_EXERCISE AIM_.
Select all lines in the records that include "true".

_MATERIAL FOR THE TASK_.

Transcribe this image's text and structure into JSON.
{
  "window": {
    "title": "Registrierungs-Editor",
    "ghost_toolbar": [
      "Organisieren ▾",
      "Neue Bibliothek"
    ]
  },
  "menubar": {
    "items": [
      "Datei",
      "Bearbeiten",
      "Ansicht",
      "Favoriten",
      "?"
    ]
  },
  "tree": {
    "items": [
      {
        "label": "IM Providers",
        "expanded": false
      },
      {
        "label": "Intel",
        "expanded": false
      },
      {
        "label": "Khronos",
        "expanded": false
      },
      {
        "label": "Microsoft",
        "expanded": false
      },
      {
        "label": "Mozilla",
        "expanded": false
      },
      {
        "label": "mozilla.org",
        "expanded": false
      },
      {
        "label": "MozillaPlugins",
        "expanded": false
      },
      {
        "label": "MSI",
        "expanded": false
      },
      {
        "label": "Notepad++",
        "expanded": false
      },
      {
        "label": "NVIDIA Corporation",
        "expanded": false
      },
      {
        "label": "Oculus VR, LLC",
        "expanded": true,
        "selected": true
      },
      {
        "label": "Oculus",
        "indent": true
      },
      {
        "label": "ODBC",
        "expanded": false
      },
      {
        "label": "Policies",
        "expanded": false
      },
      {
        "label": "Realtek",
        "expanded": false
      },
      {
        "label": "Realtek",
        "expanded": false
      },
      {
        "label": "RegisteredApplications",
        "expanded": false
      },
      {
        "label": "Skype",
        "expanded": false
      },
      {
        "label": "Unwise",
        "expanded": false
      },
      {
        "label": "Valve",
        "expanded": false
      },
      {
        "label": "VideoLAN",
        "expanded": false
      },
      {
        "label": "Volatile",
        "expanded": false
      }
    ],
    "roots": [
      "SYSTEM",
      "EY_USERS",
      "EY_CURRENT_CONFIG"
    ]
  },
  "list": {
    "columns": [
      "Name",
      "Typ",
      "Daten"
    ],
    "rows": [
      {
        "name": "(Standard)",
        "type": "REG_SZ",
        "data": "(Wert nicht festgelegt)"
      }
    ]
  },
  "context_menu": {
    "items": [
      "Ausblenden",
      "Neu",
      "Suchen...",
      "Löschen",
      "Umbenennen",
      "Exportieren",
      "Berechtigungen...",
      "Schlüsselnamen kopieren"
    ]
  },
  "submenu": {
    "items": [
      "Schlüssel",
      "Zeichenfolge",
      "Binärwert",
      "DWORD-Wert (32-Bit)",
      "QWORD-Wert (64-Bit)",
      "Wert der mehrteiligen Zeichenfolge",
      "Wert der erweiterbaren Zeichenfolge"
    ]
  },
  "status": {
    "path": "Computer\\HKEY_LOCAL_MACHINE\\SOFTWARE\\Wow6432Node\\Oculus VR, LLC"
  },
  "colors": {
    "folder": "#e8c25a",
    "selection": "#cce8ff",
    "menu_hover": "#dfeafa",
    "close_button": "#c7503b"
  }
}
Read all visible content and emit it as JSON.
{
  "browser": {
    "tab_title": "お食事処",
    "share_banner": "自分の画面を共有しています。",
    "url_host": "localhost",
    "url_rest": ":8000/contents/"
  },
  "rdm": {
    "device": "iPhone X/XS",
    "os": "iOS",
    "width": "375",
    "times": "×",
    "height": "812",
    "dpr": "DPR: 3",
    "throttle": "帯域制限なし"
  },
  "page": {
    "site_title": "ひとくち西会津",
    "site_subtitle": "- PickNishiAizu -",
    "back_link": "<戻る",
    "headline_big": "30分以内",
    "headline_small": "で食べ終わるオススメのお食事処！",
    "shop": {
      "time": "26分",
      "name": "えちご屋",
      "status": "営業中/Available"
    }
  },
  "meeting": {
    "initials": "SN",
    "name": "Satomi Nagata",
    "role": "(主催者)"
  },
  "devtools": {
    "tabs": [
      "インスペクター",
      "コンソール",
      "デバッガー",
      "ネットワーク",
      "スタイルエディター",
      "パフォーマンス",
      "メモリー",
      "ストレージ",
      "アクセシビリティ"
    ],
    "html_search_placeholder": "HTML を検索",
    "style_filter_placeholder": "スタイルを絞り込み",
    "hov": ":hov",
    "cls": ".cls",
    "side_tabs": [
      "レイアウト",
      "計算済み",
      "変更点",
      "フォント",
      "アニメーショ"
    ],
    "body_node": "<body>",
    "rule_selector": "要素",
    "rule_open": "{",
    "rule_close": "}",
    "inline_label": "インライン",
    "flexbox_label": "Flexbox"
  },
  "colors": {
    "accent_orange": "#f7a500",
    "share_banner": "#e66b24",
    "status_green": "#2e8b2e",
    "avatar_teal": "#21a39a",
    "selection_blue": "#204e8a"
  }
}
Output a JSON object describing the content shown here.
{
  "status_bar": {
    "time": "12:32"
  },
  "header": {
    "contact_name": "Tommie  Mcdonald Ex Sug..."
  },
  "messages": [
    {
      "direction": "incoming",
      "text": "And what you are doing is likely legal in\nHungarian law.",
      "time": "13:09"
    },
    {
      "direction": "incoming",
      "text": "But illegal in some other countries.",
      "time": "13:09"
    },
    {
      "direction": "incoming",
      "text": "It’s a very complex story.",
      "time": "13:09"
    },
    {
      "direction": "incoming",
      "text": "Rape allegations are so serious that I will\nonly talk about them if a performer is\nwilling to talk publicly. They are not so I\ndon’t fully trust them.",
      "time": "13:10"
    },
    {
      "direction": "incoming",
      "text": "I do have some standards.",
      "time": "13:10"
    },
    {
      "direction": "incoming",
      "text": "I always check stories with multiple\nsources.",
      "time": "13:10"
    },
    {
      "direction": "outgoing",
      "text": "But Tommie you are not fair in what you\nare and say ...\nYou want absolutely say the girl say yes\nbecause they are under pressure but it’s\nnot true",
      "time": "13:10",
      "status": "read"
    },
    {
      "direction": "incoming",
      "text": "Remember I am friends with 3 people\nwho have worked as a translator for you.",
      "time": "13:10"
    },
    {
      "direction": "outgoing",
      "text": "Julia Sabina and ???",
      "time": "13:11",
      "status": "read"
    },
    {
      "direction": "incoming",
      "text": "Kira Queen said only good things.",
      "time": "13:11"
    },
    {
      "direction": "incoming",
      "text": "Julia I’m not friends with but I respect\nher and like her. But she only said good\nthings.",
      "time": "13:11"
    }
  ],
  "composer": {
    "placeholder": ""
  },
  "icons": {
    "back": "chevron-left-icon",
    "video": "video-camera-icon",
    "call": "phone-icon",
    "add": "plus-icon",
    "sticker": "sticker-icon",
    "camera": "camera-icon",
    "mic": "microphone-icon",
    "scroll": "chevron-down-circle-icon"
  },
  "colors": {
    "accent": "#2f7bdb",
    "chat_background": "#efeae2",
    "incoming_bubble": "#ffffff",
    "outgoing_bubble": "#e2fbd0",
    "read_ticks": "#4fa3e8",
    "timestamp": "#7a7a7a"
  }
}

_RESULT OF THIS EXERCISE_.
        "expanded": true,
        "selected": true
        "indent": true
      "text": "But Tommie you are not fair in what you\nare and say ...\nYou want absolutely say the girl say yes\nbecause they are under pressure but it’s\nnot true",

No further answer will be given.